Most recent customer reviews
In Joe Trona, the hero of this well-conceived novel, T. Jefferson Parker has created a wonderful, likeable, semi-tragic hero who propels the reader into the dark secrets of many... Read morePublished on Jan. 2 2004 by Michael Butts
The Unknown Thing, coined by T.Jefferson Parker in Silent Joe is that indescribable feeling certain women impart on your soul. Read morePublished on Dec 26 2003
T. Jefferson Parker has given us another hero to root for and one whom I hope he will bring back from time to time so that we can find out he is doing. Read morePublished on Sept. 3 2003 by P. Connors
I was very disappointed with this book and shocked that it was an Edgar Award winner. From the reviews I expected a first rate mystery but I could never really get on board with... Read morePublished on Aug. 3 2003 by Overreaders Anonymous
This is a real slam-bam thriller. It took me a while to get into the author's stride, but once we got together, I could hardly put the book down. Read morePublished on July 25 2003 by G. B. Talovich
The only novel worthy of the Edgar in the last decade, this marvelous novel explores the human psyche and invites the reader to enter the world of this novel and its lead character... Read morePublished on June 29 2003
"Silent Joe" was my reading group's book choice for January. I had never read anything by T. Jefferson Parker before so looked forward to a new reading experience.
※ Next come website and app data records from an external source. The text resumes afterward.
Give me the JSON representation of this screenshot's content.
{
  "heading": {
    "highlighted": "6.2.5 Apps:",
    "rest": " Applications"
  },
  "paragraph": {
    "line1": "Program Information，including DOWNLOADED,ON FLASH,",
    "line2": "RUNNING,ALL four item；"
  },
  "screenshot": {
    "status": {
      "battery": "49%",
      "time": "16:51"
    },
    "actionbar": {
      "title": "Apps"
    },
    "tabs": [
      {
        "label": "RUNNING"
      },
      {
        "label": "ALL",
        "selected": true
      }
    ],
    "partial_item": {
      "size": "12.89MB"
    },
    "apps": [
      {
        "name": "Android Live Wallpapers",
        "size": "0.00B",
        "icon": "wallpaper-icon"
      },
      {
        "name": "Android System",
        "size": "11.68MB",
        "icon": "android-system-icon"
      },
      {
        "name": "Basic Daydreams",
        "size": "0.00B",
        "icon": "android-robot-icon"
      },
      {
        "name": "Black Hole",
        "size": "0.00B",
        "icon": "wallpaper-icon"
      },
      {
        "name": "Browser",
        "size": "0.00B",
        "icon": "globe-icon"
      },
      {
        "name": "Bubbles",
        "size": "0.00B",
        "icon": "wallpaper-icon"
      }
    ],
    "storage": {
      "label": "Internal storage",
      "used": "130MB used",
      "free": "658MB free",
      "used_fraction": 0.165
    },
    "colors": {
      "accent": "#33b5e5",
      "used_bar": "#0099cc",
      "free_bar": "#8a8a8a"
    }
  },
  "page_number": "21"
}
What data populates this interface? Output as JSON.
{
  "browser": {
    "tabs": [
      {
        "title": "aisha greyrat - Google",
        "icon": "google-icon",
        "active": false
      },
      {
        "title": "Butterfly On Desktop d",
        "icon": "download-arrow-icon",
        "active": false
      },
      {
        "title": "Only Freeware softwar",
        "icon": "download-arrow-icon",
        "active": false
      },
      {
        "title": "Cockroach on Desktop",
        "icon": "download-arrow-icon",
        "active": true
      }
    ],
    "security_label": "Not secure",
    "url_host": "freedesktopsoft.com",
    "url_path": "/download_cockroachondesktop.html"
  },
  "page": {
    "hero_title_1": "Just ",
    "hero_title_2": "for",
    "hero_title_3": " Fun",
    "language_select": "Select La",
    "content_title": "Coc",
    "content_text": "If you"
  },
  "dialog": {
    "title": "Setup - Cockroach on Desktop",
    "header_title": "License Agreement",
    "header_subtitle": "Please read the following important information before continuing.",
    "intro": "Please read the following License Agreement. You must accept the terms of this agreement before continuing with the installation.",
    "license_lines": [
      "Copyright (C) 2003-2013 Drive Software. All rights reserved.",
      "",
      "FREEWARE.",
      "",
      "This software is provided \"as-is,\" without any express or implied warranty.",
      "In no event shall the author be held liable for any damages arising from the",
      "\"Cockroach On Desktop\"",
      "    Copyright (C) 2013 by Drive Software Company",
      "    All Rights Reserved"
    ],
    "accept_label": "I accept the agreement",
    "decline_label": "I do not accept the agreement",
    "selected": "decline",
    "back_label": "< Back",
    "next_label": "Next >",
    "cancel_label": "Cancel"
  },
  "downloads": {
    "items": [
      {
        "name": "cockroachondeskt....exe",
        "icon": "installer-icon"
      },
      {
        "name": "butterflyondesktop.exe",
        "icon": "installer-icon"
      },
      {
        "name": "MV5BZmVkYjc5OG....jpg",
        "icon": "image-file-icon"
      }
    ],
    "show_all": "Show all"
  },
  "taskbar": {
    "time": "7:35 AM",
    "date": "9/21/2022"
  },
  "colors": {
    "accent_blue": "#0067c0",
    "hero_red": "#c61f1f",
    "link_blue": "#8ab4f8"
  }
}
Read morePublished on Feb. 24 2003 by Sandra L. von Pier
...but the plot was sooooooo cheesy, unbelievable and repetitious that I had to give it up. I can suspend disbelief with the best of them, but unless I'm reading sci-fi I want... Read morePublished on Feb. 21 2003 by Robotpirate